Tsuda A, Ishimura E, Machiba Y, Uedono H, Nakatani S, Mori K, Uchida J, Emoto M: Increased Glomerular Hydrostatic Pressure is Associated with Tubular Creatinine Reabsorption in Healthy Subjects. Kidney and Blood Pressure Research DOI 10.1159/000510838
It is generally observed that creatinine is secreted by the proximal tubule (via an organic anion transporter) in subjects with normal or even modestly impaired function leading to an overestimation of the true glomerular filtration rate (GFR) when endogenous creatinine clearances (Ccr) are used to estimate kidney function. This secretion accounts for about 15–20% of the excreted creatinine. Net tubular reabsorption of creatinine has been described in special situations (e.g., newborns and very elderly), but it is the exception rather than the rule.

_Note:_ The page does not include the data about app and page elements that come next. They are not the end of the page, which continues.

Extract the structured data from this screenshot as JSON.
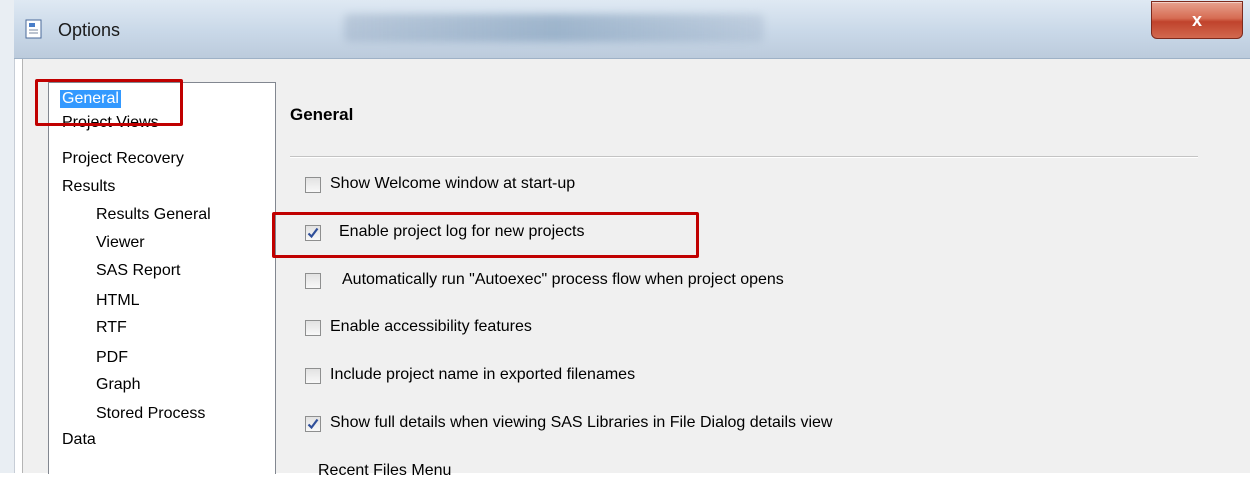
{
  "window": {
    "title": "Options",
    "close_label": "x"
  },
  "nav": {
    "items": [
      {
        "label": "General",
        "selected": true
      },
      {
        "label": "Project Views"
      },
      {
        "label": "Project Recovery"
      },
      {
        "label": "Results"
      },
      {
        "label": "Results General"
      },
      {
        "label": "Viewer"
      },
      {
        "label": "SAS Report"
      },
      {
        "label": "HTML"
      },
      {
        "label": "RTF"
      },
      {
        "label": "PDF"
      },
      {
        "label": "Graph"
      },
      {
        "label": "Stored Process"
      },
      {
        "label": "Data"
      }
    ]
  },
  "panel": {
    "title": "General",
    "options": [
      {
        "label": "Show Welcome window at start-up",
        "checked": false
      },
      {
        "label": "Enable project log for new projects",
        "checked": true
      },
      {
        "label": "Automatically run \"Autoexec\" process flow when project opens",
        "checked": false
      },
      {
        "label": "Enable accessibility features",
        "checked": false
      },
      {
        "label": "Include project name in exported filenames",
        "checked": false
      },
      {
        "label": "Show full details when viewing SAS Libraries in File Dialog details view",
        "checked": true
      }
    ],
    "next_section_label": "Recent Files Menu"
  },
  "colors": {
    "highlight_box": "#c00000",
    "selection": "#3399ff",
    "check": "#2f4f9a"
  }
}
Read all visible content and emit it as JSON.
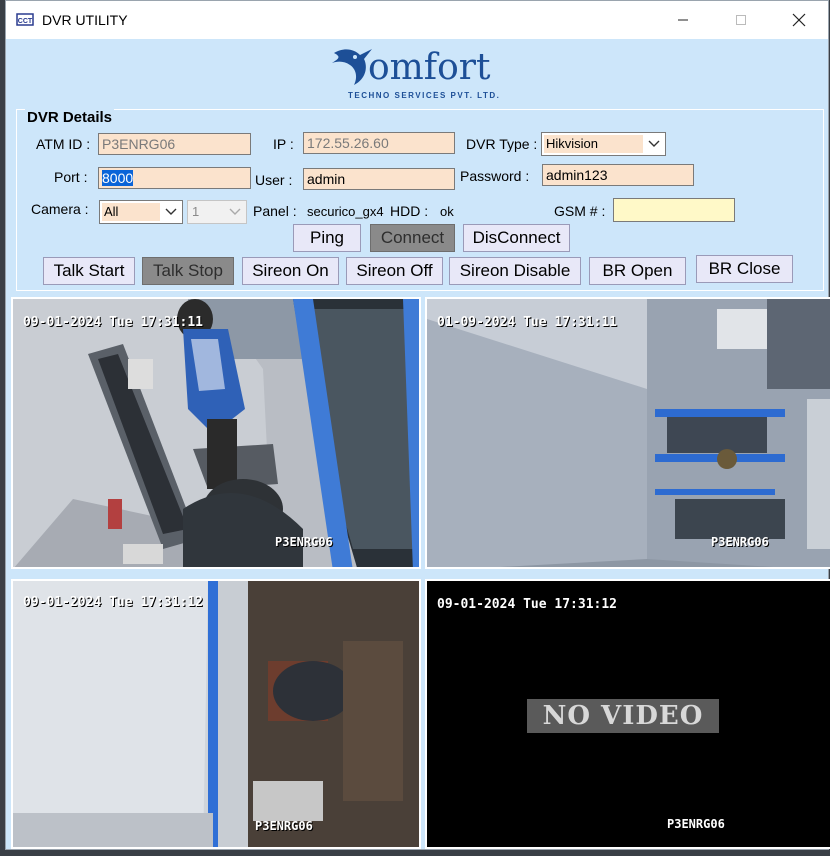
{
  "window": {
    "title": "DVR UTILITY"
  },
  "logo": {
    "word": "omfort",
    "subtitle": "TECHNO SERVICES PVT. LTD."
  },
  "details": {
    "title": "DVR Details",
    "atm_id": {
      "label": "ATM ID :",
      "value": "P3ENRG06"
    },
    "ip": {
      "label": "IP :",
      "value": "172.55.26.60"
    },
    "dvr_type": {
      "label": "DVR Type :",
      "value": "Hikvision"
    },
    "port": {
      "label": "Port :",
      "value": "8000"
    },
    "user": {
      "label": "User :",
      "value": "admin"
    },
    "password": {
      "label": "Password :",
      "value": "admin123"
    },
    "camera": {
      "label": "Camera :",
      "value": "All",
      "channel": "1"
    },
    "panel": {
      "label": "Panel :",
      "value": "securico_gx4"
    },
    "hdd": {
      "label": "HDD :",
      "value": "ok"
    },
    "gsm": {
      "label": "GSM # :",
      "value": ""
    }
  },
  "buttons": {
    "ping": "Ping",
    "connect": "Connect",
    "disconnect": "DisConnect",
    "talk_start": "Talk Start",
    "talk_stop": "Talk Stop",
    "sireon_on": "Sireon On",
    "sireon_off": "Sireon Off",
    "sireon_disable": "Sireon Disable",
    "br_open": "BR Open",
    "br_close": "BR Close"
  },
  "cameras": [
    {
      "timestamp": "09-01-2024 Tue 17:31:11",
      "label": "P3ENRG06"
    },
    {
      "timestamp": "01-09-2024 Tue 17:31:11",
      "label": "P3ENRG06"
    },
    {
      "timestamp": "09-01-2024 Tue 17:31:12",
      "label": "P3ENRG06"
    },
    {
      "timestamp": "09-01-2024 Tue 17:31:12",
      "label": "P3ENRG06",
      "overlay": "NO VIDEO"
    }
  ],
  "colors": {
    "form_bg": "#cde6fa",
    "field_bg": "#fbe3cd",
    "brand": "#1d4f97"
  }
}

Tsuda and coworkers have extended these observations by performing 24-h endogenous true Ccr and GFR measurements (by urinary clearance of inulin; Cin), along with measurements of renal plasma flow by the clearance of para-aminohippurate (Cpah) in 80 apparently healthy transplant donors (age 54 ± 13 years), with pre-unilateral nephrectomy and remeasurement of these parameters in 20 of the original subjects 1 year after uninephrectomy. The glomerular hemodynamics were estimated by the Gomez equations, developed in 1951 as a way of approximation of mean glomerular capillary hydraulic pressure (Pgc) and the resistances of the afferent (Ra) and efferent (Re) glomerular arterioles.
The mean pre-nephrectomy Ccr was 102 ± 28mL/min and the Cin was 88 ± 18 mL/min (Ccr/Cin = 1.15). The mean filtration fraction (Cin/Cpah) was 0.20 ± 0.03. Thus, overall, the Ccr/Cin indicate tubular secretion of creatinine; however, 25/80 (31%) of the subjects had a Ccr/Cin value of <1.0, indicating tubular reabsorption of creatinine. It is not clear whether the Ccr and Cin determinations were performed at exactly the same time, so diurnal variation in Ccr/Cin might have contributed to this finding. Interestingly, when the Gomez equations were applied to the GFR and RPF data, apparently using the common assumption that 10% of the total renal resistance is accounted for by Ra, the Ccr/Cin ratio (a measure of tubular secretion of creatinine) was inversely correlated with Pgc and Re. The FF was equal in both subjects with values for Ccr/Cin of <1 or >1. The average Pgc was 56 and 58 mm Hg in those with a Ccr/Cin of >1 or <1, respectively (p = 0.053). These values of Pgc are about 11–13 mm Hg higher than the values believed to prevail in the human glomerulus (approx. 45 mm Hg), and it is difficult to explain the data when the FF is equal between those with a high (>1) versus a low (<1) value for Ccr/Cin. This raises questions about the merits of the Gomez equation, which tends to give unreasonably high values for Pgc. As expected, the Ccr and Cin were highly correlated with each other, but the regression analysis suggested a higher value of Ccr/Cin when GFR is 60–90 mL/min than when it is 90–120 mL/min.
In the post-uninephrectomy subjects, both the Ccr and Cin fell to about 63 and 59% of baseline 1 year after uninephrectomy and the extent of decrease in GFR was correlated with the degree of increase in the Ccr/Cin ratio. Unfortunately, a change in Pgc post-uninephrectomy was not calculated. It should have increased following uninephrectomy, which would predict a decline in Ccr/Cin (more creatinine reabsorption) in the post-nephrectomy period, whereas the opposite was observed. These are all very interesting observations, but in my opinion further work is needed to verify the validity of the hypothesis that tubular creatinine reabsorption is common in healthy adults and that it might have something to do with glomerulus hydraulic pressure.